  • 500g lamb leg/shoulder, cut into chunks
  • 1 large aubergine, chopped into chunks
  • 1 tsp smoked paprika
  • 1 onion, roughly chopped
  • 1 chorizo, chopped
  • splash dry sherry (or sherry vinegar or white wine vinegar)
  • 2 cloves garlic, finely chopped
  • pinch of cumin
  • 1 can chickpeas, drained and rinsed
  • sprigs of fresh thyme
  • vegetable stock (approx 600 mL, but enough to cover the meat)
  • olive oil


  1. Heat some olive oil in a casserole dish and add the aubergine and paprika. Cook, stirring, until the aubergine begins to colour. You'll probably need to add more olive oil as you go.
  2. Remove the aubergine from the casserole and set aside.
  3. Now brown the lamb, in batches if necessary. Set the lamb aside but keep it separate from the aubergine.
  4. To the casserole add the chorizo, onion and garlic and cook for a couple of minutes. The chorizo will start to release its oil and the garlic and onion will soften. Add the sherry and increase the heat. Cook until the sherry has evaporated, scraping the bottom of the pan all the time.

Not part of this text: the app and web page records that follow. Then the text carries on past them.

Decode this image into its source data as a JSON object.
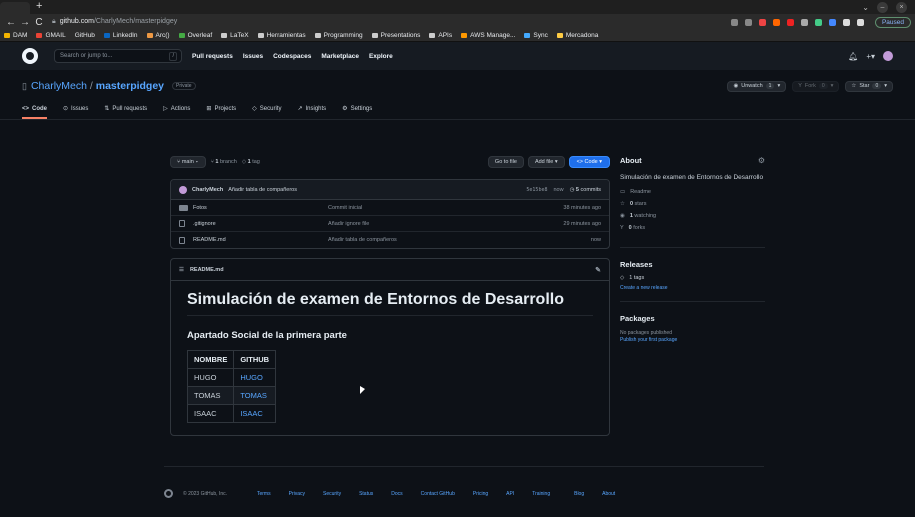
{
  "browser": {
    "new_tab": "+",
    "url_host": "github.com",
    "url_path": "/CharlyMech/masterpidgey",
    "paused": "Paused",
    "bookmarks": [
      "DAM",
      "GMAIL",
      "GitHub",
      "LinkedIn",
      "Arc()",
      "Overleaf",
      "LaTeX",
      "Herramientas",
      "Programming",
      "Presentations",
      "APIs",
      "AWS Manage...",
      "Sync",
      "Mercadona"
    ]
  },
  "header": {
    "search_placeholder": "Search or jump to...",
    "slash": "/",
    "nav": [
      "Pull requests",
      "Issues",
      "Codespaces",
      "Marketplace",
      "Explore"
    ]
  },
  "repo": {
    "owner": "CharlyMech",
    "sep": "/",
    "name": "masterpidgey",
    "visibility": "Private",
    "unwatch_label": "Unwatch",
    "unwatch_count": "1",
    "fork_label": "Fork",
    "fork_count": "0",
    "star_label": "Star",
    "star_count": "0"
  },
  "tabs": [
    "Code",
    "Issues",
    "Pull requests",
    "Actions",
    "Projects",
    "Security",
    "Insights",
    "Settings"
  ],
  "toolbar": {
    "branch": "main",
    "branches_count": "1",
    "branches_label": "branch",
    "tags_count": "1",
    "tags_label": "tag",
    "goto_file": "Go to file",
    "add_file": "Add file",
    "code": "Code"
  },
  "commit": {
    "author": "CharlyMech",
    "message": "Añadir tabla de compañeros",
    "hash": "5e15be8",
    "time": "now",
    "count": "5",
    "count_label": "commits"
  },
  "files": [
    {
      "name": "Fotos",
      "msg": "Commit inicial",
      "time": "38 minutes ago",
      "type": "folder"
    },
    {
      "name": ".gitignore",
      "msg": "Añadir ignore file",
      "time": "29 minutes ago",
      "type": "file"
    },
    {
      "name": "README.md",
      "msg": "Añadir tabla de compañeros",
      "time": "now",
      "type": "file"
    }
  ],
  "readme": {
    "file": "README.md",
    "h1": "Simulación de examen de Entornos de Desarrollo",
    "h2": "Apartado Social de la primera parte",
    "table_headers": [
      "NOMBRE",
      "GITHUB"
    ],
    "table_rows": [
      [
        "HUGO",
        "HUGO"
      ],
      [
        "TOMAS",
        "TOMAS"
      ],
      [
        "ISAAC",
        "ISAAC"
      ]
    ]
  },
  "sidebar": {
    "about": "About",
    "description": "Simulación de examen de Entornos de Desarrollo",
    "readme": "Readme",
    "stars_count": "0",
    "stars_label": "stars",
    "watching_count": "1",
    "watching_label": "watching",
    "forks_count": "0",
    "forks_label": "forks",
    "releases": "Releases",
    "tags": "1 tags",
    "create_release": "Create a new release",
    "packages": "Packages",
    "no_packages": "No packages published",
    "publish_package": "Publish your first package"
  },
  "footer": {
    "copyright": "© 2023 GitHub, Inc.",
    "links": [
      "Terms",
      "Privacy",
      "Security",
      "Status",
      "Docs",
      "Contact GitHub",
      "Pricing",
      "API",
      "Training",
      "Blog",
      "About"
    ]
  }
}
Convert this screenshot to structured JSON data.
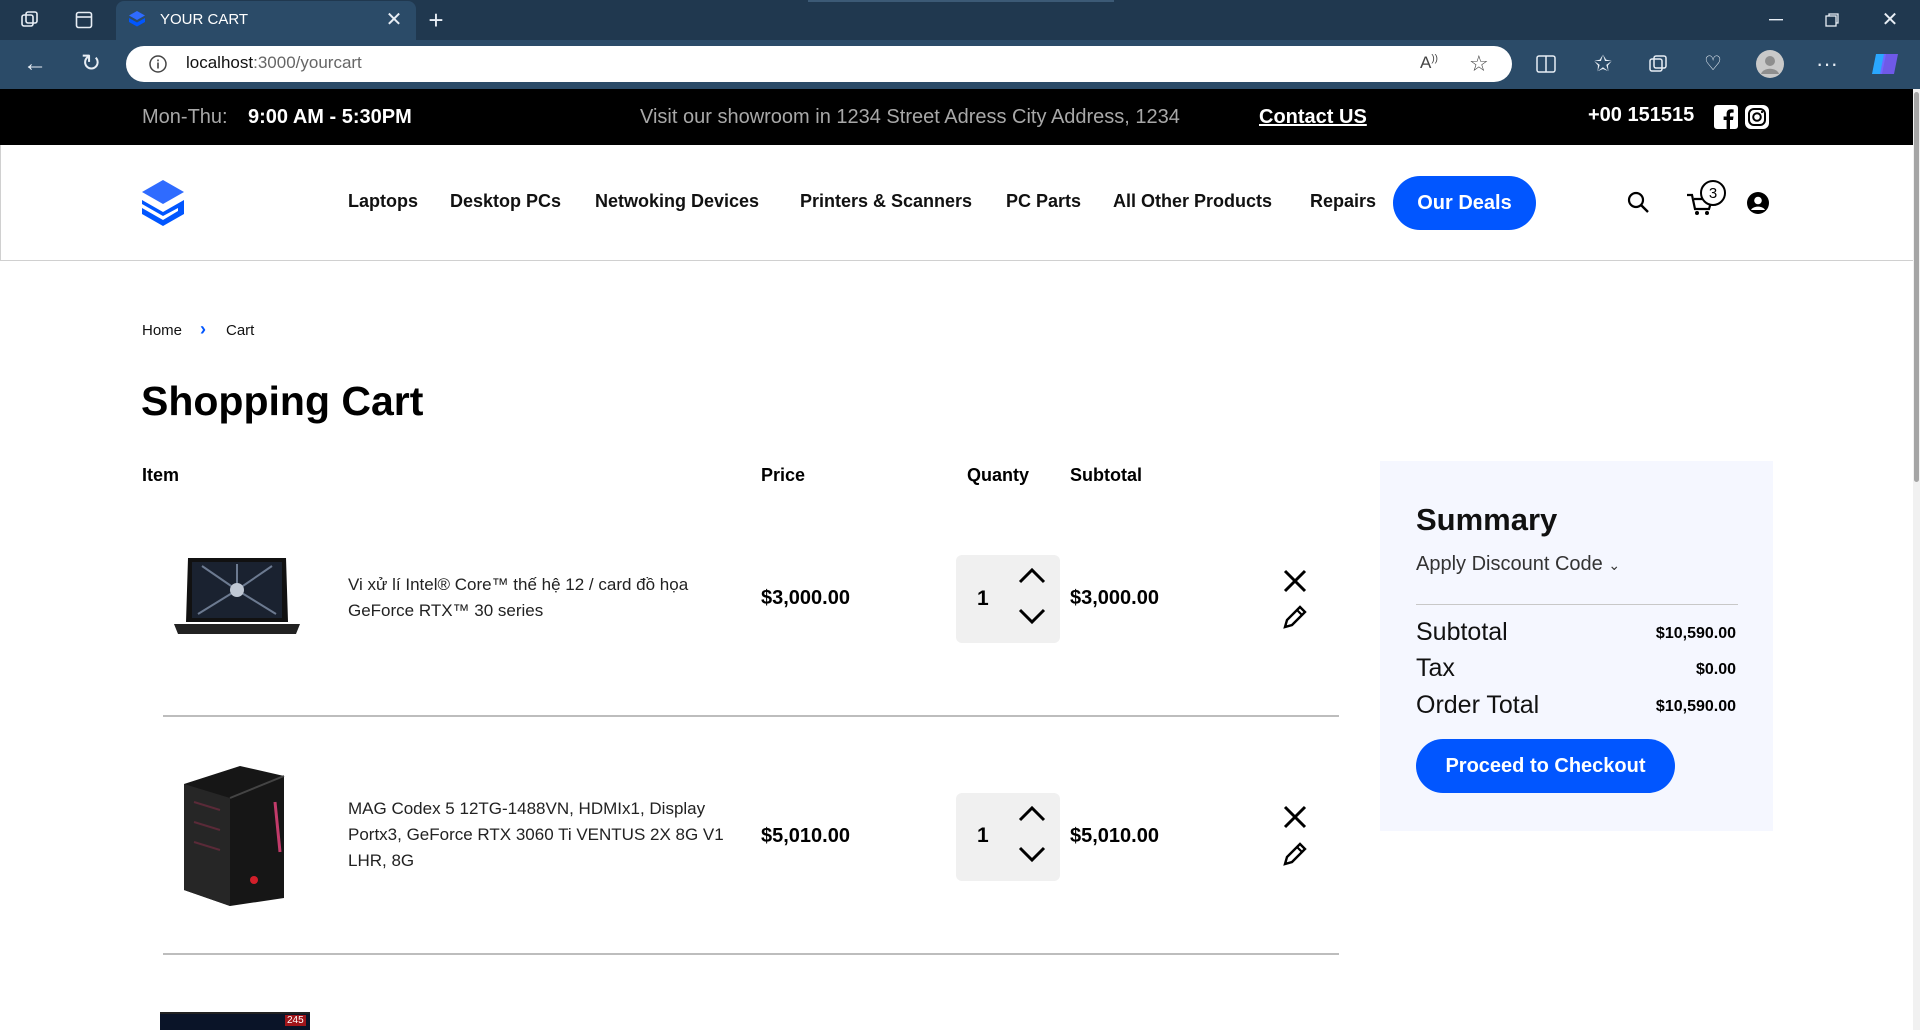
{
  "browser": {
    "tab_title": "YOUR CART",
    "url_host": "localhost",
    "url_rest": ":3000/yourcart"
  },
  "infobar": {
    "hours_label": "Mon-Thu:",
    "hours_value": "9:00 AM - 5:30PM",
    "showroom_text": "Visit our showroom in 1234 Street Adress City Address, 1234",
    "contact_link": "Contact US",
    "phone": "+00 151515"
  },
  "nav": {
    "items": [
      "Laptops",
      "Desktop PCs",
      "Netwoking Devices",
      "Printers & Scanners",
      "PC Parts",
      "All Other Products",
      "Repairs"
    ],
    "deals": "Our Deals",
    "cart_count": "3"
  },
  "breadcrumb": {
    "home": "Home",
    "current": "Cart"
  },
  "page_title": "Shopping Cart",
  "table_headers": {
    "item": "Item",
    "price": "Price",
    "quantity": "Quanty",
    "subtotal": "Subtotal"
  },
  "cart_items": [
    {
      "description": "Vi xử lí Intel® Core™ thế hệ 12 / card đồ họa GeForce RTX™ 30 series",
      "price": "$3,000.00",
      "quantity": "1",
      "subtotal": "$3,000.00"
    },
    {
      "description": "MAG Codex 5 12TG-1488VN, HDMIx1, Display Portx3, GeForce RTX 3060 Ti VENTUS 2X 8G V1 LHR, 8G",
      "price": "$5,010.00",
      "quantity": "1",
      "subtotal": "$5,010.00"
    }
  ],
  "partial_item_badge": "245",
  "summary": {
    "title": "Summary",
    "discount": "Apply Discount Code",
    "subtotal_label": "Subtotal",
    "subtotal_value": "$10,590.00",
    "tax_label": "Tax",
    "tax_value": "$0.00",
    "total_label": "Order Total",
    "total_value": "$10,590.00",
    "checkout": "Proceed to Checkout"
  },
  "colors": {
    "accent": "#0156ff",
    "chrome_dark": "#20384f",
    "chrome_mid": "#2b4b68"
  }
}
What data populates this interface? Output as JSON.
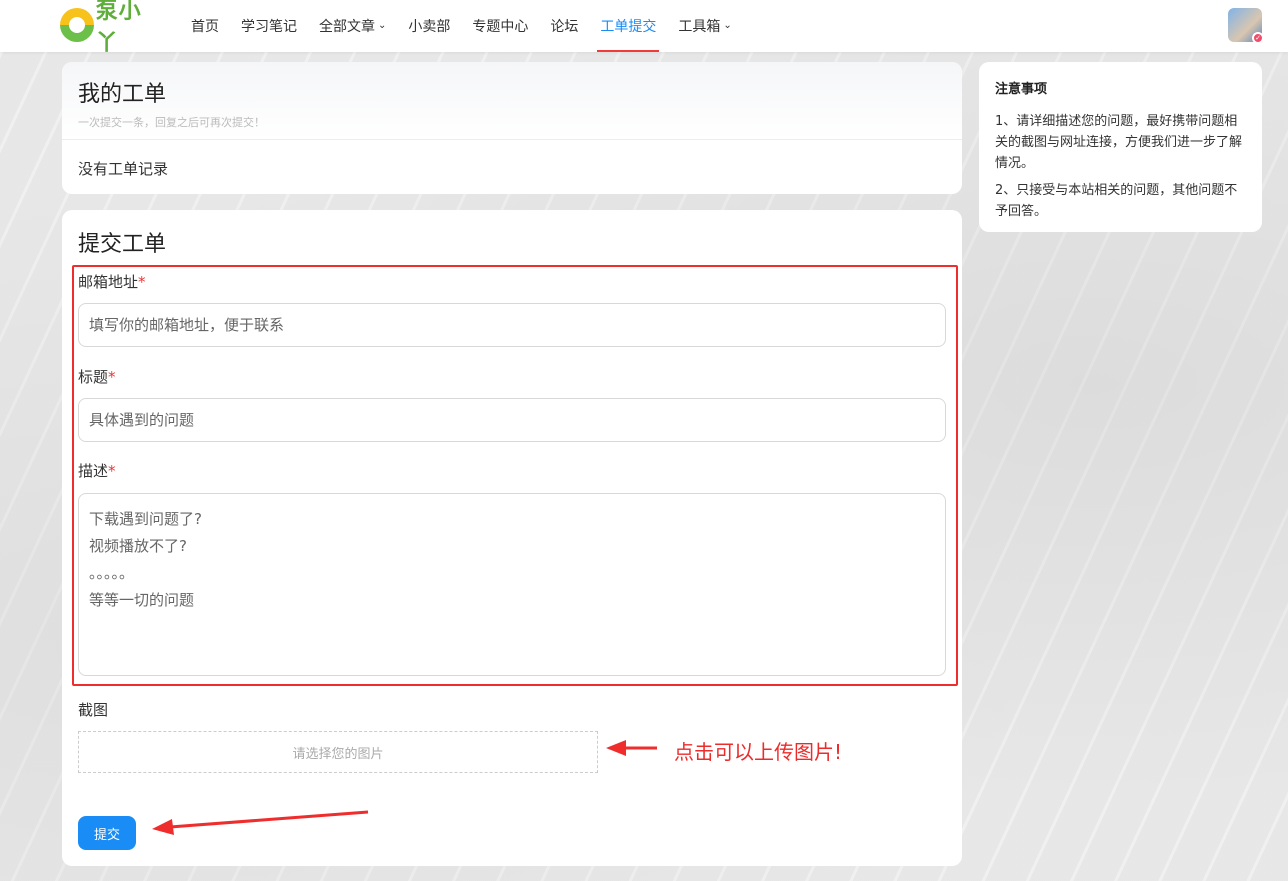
{
  "header": {
    "logo_text": "泵小丫",
    "nav": [
      {
        "label": "首页",
        "dropdown": false,
        "active": false
      },
      {
        "label": "学习笔记",
        "dropdown": false,
        "active": false
      },
      {
        "label": "全部文章",
        "dropdown": true,
        "active": false
      },
      {
        "label": "小卖部",
        "dropdown": false,
        "active": false
      },
      {
        "label": "专题中心",
        "dropdown": false,
        "active": false
      },
      {
        "label": "论坛",
        "dropdown": false,
        "active": false
      },
      {
        "label": "工单提交",
        "dropdown": false,
        "active": true
      },
      {
        "label": "工具箱",
        "dropdown": true,
        "active": false
      }
    ]
  },
  "my_tickets": {
    "title": "我的工单",
    "subtitle": "一次提交一条，回复之后可再次提交！",
    "empty_text": "没有工单记录"
  },
  "submit": {
    "title": "提交工单",
    "email": {
      "label": "邮箱地址",
      "required": "*",
      "placeholder": "填写你的邮箱地址，便于联系"
    },
    "subject": {
      "label": "标题",
      "required": "*",
      "placeholder": "具体遇到的问题"
    },
    "description": {
      "label": "描述",
      "required": "*",
      "placeholder": "下载遇到问题了?\n视频播放不了?\n。。。。。\n等等一切的问题"
    },
    "screenshot": {
      "label": "截图",
      "upload_text": "请选择您的图片"
    },
    "upload_annotation": "点击可以上传图片!",
    "submit_label": "提交"
  },
  "notice": {
    "title": "注意事项",
    "items": [
      "1、请详细描述您的问题，最好携带问题相关的截图与网址连接，方便我们进一步了解情况。",
      "2、只接受与本站相关的问题，其他问题不予回答。"
    ]
  },
  "colors": {
    "accent": "#1a8cf5",
    "annotation_red": "#ef2d2d"
  }
}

  5. Reduce the heat and add the cumin then return the lamb to the pan, followed by the chickpeas and thyme and then cover with the stock.
  6. Bring to the boil and then reduce to a gentle simmer. Cook, covered, until the lamb is tender. Be careful not to boil. Check on the thickness of the gravy - you may want to cook uncovered towards the end to help thicken the gravy.
  7. About half an hour before serving, return the aubergine to the pan and cook until tender.
  8. Serve with your favourite starchy option.